Each line in the data holding "assistant" should be listed.

───── RECORDS ─────

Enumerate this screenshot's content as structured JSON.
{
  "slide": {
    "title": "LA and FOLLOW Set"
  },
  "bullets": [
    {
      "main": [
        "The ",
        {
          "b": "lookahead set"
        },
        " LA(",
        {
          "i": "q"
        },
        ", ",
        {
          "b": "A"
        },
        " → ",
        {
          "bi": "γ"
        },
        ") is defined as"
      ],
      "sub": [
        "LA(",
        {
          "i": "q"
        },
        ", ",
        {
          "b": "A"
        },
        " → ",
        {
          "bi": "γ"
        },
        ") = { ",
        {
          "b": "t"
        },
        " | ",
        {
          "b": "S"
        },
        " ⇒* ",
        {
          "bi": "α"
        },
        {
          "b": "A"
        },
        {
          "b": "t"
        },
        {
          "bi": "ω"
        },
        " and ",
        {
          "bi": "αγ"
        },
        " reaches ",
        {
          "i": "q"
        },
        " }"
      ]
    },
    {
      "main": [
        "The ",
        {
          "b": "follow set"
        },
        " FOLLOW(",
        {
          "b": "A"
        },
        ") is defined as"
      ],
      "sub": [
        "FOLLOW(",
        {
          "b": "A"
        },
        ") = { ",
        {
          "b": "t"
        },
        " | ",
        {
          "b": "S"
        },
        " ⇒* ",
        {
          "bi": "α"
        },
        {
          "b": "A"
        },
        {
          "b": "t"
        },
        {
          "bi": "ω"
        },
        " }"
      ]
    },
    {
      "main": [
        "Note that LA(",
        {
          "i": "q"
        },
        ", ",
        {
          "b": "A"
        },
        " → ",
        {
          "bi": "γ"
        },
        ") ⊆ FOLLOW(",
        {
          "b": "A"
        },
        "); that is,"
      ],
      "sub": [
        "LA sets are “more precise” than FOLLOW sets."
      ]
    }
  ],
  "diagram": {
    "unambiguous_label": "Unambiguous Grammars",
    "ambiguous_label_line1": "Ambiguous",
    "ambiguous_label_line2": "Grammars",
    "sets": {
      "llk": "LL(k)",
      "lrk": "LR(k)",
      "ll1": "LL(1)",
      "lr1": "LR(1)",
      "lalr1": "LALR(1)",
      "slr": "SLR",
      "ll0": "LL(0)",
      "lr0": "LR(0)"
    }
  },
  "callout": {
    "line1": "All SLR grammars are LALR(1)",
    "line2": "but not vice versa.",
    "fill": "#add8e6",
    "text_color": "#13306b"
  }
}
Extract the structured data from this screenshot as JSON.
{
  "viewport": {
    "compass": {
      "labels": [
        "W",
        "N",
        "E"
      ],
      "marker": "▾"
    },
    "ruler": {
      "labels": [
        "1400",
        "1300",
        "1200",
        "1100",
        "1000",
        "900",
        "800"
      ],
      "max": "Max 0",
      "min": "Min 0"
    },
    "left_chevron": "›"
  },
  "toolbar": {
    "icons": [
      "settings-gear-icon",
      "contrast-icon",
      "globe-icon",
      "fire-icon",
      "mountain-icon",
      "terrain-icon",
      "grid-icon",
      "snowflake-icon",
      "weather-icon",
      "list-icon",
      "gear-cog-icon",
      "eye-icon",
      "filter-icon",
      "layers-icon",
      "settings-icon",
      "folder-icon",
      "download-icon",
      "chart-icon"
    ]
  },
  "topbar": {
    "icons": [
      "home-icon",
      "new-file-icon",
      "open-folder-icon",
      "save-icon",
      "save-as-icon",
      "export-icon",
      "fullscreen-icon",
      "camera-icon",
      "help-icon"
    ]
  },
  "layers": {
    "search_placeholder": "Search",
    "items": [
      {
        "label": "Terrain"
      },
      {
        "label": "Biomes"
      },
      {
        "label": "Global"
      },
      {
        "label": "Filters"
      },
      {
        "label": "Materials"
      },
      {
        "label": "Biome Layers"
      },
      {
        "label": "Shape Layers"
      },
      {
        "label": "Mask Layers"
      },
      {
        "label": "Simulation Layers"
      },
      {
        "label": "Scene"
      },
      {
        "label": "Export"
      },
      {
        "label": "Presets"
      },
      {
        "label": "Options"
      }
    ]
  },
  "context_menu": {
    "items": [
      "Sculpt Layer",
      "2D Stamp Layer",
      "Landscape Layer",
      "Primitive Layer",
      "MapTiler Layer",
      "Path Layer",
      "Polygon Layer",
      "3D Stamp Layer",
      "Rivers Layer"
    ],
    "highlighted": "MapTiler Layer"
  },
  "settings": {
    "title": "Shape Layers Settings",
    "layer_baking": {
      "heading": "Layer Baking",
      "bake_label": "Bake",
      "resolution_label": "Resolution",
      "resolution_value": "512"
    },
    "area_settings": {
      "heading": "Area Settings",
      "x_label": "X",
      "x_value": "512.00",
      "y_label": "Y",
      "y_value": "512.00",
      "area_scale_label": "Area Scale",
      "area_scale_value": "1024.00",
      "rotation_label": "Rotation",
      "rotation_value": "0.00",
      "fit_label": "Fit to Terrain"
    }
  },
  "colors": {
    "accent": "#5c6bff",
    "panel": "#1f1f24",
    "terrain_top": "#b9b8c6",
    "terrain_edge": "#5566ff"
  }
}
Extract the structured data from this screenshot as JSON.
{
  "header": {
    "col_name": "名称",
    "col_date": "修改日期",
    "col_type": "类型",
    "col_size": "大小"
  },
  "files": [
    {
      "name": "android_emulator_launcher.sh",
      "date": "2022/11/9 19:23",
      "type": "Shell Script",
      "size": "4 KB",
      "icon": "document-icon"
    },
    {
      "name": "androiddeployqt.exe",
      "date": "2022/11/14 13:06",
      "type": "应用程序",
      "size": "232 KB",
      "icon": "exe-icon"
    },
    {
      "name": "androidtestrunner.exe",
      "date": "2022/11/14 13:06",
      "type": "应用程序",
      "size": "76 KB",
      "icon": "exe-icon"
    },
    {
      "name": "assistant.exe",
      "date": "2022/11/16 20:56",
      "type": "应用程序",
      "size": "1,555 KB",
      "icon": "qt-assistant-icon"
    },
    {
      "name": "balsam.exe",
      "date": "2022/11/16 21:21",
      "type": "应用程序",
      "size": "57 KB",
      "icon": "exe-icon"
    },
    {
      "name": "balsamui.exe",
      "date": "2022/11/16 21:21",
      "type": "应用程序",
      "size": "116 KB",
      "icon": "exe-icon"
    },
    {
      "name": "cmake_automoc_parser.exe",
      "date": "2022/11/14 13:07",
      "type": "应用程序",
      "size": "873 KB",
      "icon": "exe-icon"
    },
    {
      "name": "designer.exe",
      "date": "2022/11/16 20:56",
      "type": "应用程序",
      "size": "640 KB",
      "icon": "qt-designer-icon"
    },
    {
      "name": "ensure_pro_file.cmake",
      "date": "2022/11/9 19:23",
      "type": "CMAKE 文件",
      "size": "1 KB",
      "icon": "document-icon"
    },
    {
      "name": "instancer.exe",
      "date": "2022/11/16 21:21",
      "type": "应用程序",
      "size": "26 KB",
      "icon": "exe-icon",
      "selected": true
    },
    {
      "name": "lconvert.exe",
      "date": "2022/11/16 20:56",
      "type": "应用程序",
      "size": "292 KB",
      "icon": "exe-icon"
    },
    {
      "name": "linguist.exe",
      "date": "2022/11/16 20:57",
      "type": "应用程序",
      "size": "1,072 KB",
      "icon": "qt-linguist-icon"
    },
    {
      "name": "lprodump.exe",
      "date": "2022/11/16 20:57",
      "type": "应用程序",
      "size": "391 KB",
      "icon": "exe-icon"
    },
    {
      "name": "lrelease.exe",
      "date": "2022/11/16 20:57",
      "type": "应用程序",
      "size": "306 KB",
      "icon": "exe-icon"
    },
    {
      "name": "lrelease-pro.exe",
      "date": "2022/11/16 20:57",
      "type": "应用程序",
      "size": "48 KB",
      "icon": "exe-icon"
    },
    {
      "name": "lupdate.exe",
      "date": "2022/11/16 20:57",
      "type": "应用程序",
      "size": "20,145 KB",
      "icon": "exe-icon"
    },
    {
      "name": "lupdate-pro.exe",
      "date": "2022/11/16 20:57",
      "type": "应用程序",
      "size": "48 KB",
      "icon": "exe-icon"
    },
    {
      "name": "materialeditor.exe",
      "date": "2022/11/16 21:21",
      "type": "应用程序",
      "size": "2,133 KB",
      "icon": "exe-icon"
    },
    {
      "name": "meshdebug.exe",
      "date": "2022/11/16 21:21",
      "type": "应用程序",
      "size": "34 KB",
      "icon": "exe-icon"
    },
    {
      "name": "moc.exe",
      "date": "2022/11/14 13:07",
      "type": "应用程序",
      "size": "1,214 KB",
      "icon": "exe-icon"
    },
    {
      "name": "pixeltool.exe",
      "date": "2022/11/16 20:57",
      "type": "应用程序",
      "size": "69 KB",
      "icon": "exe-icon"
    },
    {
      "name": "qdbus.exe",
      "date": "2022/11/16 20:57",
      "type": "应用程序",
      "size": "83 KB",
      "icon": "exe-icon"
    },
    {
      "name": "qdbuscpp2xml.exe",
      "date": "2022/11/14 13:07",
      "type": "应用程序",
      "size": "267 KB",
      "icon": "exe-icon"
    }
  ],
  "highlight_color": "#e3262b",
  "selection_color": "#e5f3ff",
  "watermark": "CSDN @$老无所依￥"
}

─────

**RESULT OF THIS TASK**.
      "name": "assistant.exe",
      "icon": "qt-assistant-icon"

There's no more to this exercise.